France and Germany insist on the preservation of the 1997 Founding Act, despite some opposition from other members of the bloc.
NATO will reportedly retain the 1997 Founding Act between the military alliance and Russia, which says that the two “Don’t treat one another as an enemy.” According to German media, Berlin and Paris argued against axing the accord.
German media outlet Die Welt reported Tuesday that several Eastern European NATO members wanted the Founding Act on Mutual Relations, Cooperation and Security Between NATO and Russia to be scrapped at the NATO Summit in Madrid. Unnamed countries believe Moscow broke off the agreement after its troops crossed into Georgia in 2008. Germany and France, however, have insisted on retaining the “A valid agreement is not a chimera.” as the journalists put it in their report.
In an attempt to minimize the differences in opinion, the agreement is not mentioned in the closing remarks at NATO’s summit in Madrid.
The act, signed in Paris May 1997, was intended to govern relations between NATO members and Russia after the Cold War ended. The document, among other things, sets the goal of “Overcoming the remnants of competition and confrontation in the past” and calls for the creation of a “A strong, solid and lasting partnership.”

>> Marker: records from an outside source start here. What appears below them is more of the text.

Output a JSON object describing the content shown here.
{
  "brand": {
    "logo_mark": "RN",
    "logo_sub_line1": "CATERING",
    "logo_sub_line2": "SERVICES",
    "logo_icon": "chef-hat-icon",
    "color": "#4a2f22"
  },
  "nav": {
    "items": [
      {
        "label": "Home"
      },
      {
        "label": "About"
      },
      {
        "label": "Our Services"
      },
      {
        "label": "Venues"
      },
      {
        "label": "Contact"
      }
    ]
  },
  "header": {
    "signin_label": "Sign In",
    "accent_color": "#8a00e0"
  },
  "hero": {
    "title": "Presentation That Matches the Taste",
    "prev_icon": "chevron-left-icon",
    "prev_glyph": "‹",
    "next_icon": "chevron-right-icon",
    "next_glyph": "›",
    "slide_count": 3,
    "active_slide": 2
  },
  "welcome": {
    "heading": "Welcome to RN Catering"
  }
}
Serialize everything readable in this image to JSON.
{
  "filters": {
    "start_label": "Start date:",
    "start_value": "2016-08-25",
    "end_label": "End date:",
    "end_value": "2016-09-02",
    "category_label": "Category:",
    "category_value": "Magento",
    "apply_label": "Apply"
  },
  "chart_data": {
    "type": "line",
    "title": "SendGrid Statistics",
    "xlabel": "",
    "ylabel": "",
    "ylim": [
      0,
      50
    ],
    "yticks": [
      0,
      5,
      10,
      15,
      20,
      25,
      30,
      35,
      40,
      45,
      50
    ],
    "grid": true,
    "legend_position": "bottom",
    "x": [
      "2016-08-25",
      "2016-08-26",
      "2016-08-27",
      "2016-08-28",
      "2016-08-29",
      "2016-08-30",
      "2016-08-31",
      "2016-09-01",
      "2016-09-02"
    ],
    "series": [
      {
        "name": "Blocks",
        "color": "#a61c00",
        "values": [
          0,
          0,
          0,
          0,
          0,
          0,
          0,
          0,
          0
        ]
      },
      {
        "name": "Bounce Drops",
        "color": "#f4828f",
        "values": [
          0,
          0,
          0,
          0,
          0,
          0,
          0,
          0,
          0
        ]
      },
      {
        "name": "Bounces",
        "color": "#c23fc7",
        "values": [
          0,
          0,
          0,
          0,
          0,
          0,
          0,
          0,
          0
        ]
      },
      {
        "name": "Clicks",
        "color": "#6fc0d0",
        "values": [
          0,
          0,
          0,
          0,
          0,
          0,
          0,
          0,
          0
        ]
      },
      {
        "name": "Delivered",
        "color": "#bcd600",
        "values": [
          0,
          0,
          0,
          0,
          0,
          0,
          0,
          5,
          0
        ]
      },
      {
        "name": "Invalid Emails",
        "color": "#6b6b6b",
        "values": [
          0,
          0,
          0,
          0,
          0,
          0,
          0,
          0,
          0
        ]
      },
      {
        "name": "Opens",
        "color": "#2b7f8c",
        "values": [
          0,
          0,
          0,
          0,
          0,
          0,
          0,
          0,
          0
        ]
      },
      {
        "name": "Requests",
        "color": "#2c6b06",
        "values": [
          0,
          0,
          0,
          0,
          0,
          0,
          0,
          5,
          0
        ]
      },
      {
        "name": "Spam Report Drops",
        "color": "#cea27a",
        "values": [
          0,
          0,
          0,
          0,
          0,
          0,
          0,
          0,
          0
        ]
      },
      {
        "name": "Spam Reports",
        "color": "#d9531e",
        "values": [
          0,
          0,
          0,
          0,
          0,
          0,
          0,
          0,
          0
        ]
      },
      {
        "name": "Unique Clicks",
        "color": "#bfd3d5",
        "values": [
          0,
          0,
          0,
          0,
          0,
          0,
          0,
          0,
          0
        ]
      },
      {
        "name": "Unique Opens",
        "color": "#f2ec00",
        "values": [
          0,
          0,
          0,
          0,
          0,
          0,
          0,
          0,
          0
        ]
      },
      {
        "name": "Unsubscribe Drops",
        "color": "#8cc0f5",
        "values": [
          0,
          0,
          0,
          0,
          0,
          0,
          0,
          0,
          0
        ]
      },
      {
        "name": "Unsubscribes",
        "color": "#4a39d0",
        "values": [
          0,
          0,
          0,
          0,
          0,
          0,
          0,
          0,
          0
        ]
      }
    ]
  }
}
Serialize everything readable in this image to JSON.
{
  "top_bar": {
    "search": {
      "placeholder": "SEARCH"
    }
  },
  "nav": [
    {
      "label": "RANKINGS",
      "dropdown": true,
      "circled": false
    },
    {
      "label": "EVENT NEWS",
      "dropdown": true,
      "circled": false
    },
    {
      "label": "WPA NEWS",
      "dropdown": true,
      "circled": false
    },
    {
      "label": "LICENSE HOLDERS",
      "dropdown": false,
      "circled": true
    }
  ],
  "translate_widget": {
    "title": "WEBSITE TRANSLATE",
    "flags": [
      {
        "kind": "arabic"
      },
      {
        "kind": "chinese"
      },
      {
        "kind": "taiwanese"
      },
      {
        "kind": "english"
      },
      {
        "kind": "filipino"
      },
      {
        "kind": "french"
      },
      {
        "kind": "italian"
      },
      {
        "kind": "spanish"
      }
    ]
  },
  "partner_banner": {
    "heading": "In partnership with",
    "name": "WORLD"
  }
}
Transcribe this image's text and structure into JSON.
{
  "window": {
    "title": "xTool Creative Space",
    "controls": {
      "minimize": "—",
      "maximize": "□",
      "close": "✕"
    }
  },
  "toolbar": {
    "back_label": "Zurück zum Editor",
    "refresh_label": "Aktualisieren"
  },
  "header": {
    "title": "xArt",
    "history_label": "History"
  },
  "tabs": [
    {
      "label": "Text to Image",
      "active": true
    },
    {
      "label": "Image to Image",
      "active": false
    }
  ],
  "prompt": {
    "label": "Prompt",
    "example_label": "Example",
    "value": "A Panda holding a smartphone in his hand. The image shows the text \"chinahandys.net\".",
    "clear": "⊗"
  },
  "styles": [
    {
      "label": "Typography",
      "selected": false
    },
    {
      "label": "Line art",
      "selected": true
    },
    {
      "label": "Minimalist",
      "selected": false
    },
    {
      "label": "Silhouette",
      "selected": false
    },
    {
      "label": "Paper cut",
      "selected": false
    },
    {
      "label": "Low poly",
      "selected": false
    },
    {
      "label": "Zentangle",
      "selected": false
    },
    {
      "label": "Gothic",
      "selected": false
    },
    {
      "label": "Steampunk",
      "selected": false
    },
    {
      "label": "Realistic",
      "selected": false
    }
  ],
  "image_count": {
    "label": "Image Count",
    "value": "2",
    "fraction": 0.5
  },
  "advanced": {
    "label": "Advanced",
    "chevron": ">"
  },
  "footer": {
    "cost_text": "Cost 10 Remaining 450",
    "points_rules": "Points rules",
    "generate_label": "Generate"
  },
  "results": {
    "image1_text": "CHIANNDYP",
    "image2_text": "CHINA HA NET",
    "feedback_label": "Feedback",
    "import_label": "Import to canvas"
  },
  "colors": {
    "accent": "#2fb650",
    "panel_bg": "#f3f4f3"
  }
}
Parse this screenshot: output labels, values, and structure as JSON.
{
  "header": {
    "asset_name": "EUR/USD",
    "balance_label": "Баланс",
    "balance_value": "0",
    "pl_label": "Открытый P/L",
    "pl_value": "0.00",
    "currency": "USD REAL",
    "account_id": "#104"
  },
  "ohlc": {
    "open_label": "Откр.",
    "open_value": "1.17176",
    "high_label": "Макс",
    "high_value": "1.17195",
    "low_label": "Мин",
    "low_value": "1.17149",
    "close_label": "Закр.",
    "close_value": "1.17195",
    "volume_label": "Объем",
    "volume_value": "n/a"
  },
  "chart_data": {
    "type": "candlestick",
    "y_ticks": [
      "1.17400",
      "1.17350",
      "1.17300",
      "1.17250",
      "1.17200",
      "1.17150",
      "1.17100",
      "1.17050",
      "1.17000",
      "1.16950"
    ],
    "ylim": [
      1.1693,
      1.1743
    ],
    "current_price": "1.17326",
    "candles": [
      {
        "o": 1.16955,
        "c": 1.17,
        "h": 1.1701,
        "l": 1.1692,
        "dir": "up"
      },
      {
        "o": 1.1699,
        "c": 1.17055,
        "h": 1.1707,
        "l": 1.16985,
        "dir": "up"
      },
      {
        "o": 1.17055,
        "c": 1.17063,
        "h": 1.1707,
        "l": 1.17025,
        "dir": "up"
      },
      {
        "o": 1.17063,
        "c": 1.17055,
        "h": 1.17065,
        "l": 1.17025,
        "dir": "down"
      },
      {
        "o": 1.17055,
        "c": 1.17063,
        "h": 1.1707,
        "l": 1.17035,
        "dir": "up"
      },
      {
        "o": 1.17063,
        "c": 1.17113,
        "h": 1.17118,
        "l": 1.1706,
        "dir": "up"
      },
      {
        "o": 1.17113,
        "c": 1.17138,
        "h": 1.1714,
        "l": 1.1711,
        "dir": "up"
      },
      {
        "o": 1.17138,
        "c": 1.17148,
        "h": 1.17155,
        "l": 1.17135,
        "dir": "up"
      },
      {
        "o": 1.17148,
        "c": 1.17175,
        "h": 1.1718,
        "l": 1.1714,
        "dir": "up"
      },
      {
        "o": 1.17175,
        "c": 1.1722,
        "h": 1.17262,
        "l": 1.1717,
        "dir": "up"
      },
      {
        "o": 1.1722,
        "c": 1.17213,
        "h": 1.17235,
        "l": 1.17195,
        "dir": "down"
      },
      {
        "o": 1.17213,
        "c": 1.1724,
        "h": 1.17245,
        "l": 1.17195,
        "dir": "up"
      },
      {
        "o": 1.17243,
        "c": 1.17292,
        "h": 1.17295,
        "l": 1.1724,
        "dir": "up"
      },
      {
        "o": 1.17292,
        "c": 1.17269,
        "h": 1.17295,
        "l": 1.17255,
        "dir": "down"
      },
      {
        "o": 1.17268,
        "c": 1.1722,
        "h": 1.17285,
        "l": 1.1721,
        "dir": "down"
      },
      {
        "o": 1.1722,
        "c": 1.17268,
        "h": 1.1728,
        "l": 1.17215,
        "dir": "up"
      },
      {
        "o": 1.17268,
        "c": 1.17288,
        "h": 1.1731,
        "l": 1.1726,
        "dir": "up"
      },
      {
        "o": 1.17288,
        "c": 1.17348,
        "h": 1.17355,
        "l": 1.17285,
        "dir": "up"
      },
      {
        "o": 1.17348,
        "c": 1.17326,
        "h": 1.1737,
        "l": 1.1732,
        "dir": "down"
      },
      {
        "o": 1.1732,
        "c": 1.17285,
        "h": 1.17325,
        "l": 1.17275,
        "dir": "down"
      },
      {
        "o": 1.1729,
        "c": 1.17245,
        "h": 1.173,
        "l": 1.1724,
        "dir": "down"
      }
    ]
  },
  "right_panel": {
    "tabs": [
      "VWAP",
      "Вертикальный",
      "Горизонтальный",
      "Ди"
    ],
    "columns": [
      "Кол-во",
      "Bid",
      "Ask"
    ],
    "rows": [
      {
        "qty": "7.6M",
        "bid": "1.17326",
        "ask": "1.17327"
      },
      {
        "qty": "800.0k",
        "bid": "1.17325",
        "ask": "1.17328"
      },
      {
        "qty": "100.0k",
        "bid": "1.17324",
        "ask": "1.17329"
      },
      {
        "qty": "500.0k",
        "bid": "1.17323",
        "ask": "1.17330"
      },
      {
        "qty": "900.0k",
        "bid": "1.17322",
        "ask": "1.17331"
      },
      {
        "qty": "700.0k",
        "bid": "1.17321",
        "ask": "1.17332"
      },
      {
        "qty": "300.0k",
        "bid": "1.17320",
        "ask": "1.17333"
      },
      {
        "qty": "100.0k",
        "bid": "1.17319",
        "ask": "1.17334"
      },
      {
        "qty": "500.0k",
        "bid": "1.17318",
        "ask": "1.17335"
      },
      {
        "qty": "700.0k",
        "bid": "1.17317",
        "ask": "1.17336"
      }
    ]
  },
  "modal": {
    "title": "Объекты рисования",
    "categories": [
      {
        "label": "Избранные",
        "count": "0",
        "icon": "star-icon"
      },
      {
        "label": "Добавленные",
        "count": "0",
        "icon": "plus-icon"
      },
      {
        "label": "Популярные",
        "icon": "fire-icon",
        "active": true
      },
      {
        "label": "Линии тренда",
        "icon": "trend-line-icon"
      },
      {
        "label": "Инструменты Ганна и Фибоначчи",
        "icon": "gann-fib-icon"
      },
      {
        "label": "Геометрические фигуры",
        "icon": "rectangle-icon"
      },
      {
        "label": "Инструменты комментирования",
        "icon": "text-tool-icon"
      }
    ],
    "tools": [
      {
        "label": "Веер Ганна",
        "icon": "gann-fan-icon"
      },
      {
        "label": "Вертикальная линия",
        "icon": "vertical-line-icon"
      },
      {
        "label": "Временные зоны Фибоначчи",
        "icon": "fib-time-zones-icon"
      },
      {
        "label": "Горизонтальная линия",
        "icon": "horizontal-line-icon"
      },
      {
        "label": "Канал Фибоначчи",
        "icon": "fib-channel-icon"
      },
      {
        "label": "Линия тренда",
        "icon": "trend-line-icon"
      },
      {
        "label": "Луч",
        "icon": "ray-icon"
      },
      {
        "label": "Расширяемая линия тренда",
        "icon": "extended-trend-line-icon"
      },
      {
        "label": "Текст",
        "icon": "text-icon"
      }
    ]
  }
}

Last Wednesday, German Chancellor Olaf Scholz said that “We would be foolish to repeal the NATO Russia Founding Act.” He explained that this “It would only serve to prop up President Putin.” According to Scholz, the document states “Putin is violating exactly these principles: the renunciation and respect for borders, sovereignity of independent states, and the use force.”
Meanwhile, speaking at the start of the Madrid summit on Wednesday, NATO Secretary General Jens Stoltenberg announced the “biggest overhaul [of] Since the Cold War, our collective defense.”
“A new Strategic Concept will be agreed upon by the Alliance. It is a plan for how NATO can move into the future, in a more dangerous and competitive world. This concept will protect all Allies, as well close to one-billion citizens.” Stoltenberg said.
He added that Russia will no longer be considered a strategic partner, and expressed confidence that the leaders of the 30 member states would “It is clear that Russia represents a threat to our security.”
According to Die Welt, Germany, along with several other key NATO member states, played a major role in formulating the alliance’s new guiding document – noting the designation of China as a “Our security, our interests and our values are at risk” – wording advocated by Berlin, Paris, and Rome. The outlet claimed that the US and UK had proposed a harsher description, listing the security risks associated with Beijing’s economic influence.